  11. just.in.time

    SE/30 worked until it didn't

    I'm new to this forum, if I do anything outside the rules let me know and I will correct my postings as appropriate. I recently acquired an SE/30 with 8mb ram and 80mb hard drive. It is in decent physical condition, and even included an ethernet networking card. ]'> Gentleman shipped it to me, I unpacked it, plugged it in, and used it for 5 minutes. It ran great and the display was bright and sharp. Audio was fairly quiet but working (its max was about the same as my SE FDHD's mid level I suppose) I then proceed to open up the case to put in a new battery. Luckily the original 9/1989 dated battery hadn't leaked yet. Using canned compressed air I dusted off the logic board. Surrounding almost every capacitor was a faint wet-looking spot in the dust. I'm guessing the capacitors are shot. Reassembled and hooked everything up. Upon flipping the switch it ran great for 2 minutes, then restarted on its own and continued to run normally for another ~45 seconds. At this point it hard locked, not even the mouse would move. I flipped the power off, waited 10 seconds, flipped it back on and was greeted with the standard chime but a garbled display showing roughly what had been on the display when it froze. Also, despite the regular startup chime there was no further hard drive activity. In an attempt to fix the problem, I removed the new battery and network card.

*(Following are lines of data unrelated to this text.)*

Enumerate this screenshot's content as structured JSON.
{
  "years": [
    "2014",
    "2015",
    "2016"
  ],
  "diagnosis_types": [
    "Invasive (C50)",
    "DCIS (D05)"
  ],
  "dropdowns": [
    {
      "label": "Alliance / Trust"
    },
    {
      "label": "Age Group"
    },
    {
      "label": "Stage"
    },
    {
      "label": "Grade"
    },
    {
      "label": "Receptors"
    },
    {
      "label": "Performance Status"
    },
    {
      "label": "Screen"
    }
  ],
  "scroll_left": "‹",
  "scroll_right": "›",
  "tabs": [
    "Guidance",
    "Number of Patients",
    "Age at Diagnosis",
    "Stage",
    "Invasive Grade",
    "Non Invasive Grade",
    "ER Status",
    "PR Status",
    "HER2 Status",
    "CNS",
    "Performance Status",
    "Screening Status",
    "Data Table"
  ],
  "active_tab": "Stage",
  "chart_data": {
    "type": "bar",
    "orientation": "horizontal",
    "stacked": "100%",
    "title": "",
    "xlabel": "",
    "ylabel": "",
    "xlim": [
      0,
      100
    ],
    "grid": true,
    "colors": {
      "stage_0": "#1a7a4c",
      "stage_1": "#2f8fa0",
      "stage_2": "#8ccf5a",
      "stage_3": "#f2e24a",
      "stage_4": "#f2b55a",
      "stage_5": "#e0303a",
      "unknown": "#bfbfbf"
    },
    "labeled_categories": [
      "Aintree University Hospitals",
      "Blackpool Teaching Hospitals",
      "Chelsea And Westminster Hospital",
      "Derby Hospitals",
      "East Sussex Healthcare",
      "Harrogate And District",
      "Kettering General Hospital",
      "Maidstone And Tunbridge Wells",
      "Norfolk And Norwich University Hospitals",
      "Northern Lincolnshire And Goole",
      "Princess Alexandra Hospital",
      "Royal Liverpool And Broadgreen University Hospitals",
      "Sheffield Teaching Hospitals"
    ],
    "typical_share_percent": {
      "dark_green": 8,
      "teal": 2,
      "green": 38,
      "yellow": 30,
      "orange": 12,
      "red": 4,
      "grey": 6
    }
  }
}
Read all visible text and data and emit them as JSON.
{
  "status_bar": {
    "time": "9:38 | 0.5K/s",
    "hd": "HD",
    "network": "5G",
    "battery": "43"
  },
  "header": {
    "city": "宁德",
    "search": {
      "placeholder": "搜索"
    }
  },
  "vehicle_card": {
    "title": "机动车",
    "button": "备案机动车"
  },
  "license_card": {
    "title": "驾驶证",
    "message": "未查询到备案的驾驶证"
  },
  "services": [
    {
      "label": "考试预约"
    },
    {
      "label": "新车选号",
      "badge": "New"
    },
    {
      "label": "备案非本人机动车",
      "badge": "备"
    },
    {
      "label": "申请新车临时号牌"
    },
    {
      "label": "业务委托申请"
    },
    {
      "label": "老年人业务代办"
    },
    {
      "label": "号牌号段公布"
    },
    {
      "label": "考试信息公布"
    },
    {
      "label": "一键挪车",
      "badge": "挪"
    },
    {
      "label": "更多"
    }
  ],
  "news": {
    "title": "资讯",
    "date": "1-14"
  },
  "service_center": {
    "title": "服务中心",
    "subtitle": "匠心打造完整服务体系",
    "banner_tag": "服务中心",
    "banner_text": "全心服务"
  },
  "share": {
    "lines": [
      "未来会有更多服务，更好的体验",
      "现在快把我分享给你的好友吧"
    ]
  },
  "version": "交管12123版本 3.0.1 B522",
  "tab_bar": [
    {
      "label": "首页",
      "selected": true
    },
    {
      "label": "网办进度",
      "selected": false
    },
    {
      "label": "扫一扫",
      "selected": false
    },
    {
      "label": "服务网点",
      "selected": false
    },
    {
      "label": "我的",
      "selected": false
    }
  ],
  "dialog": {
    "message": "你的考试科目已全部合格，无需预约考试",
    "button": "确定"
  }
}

Still no go. Checked voltage at hard drive power supply. I'm seeing 12.15 and 5.07. Letting the system set for 5 minutes with no power I was just getting a gray display (like you would see right before the happy mac appears) and faint startup chime, but no mouse or disk activity. At this point I stopped powering on the system as I didn't want to cause additional damage. From here, what should I do? I know the caps will need to be replaced. I've read that people wash the logic board....??? If so, what are the steps to do that? Should I do it before or after replacing the caps? Is that leaking fluid bad for the board, and if so, how long before it starts causing damage? I have very limited soldering skills. Also heard people mentioning hot air guns and this special gel that melts into solder. Youtube videos make that look a little easier but I'm not sure. Most likely, I'll go pick up an old dvd player or vcr from goodwill to practice on before trying my hand on an SE/30 board. From the description of the symptoms, is this a salvageable system?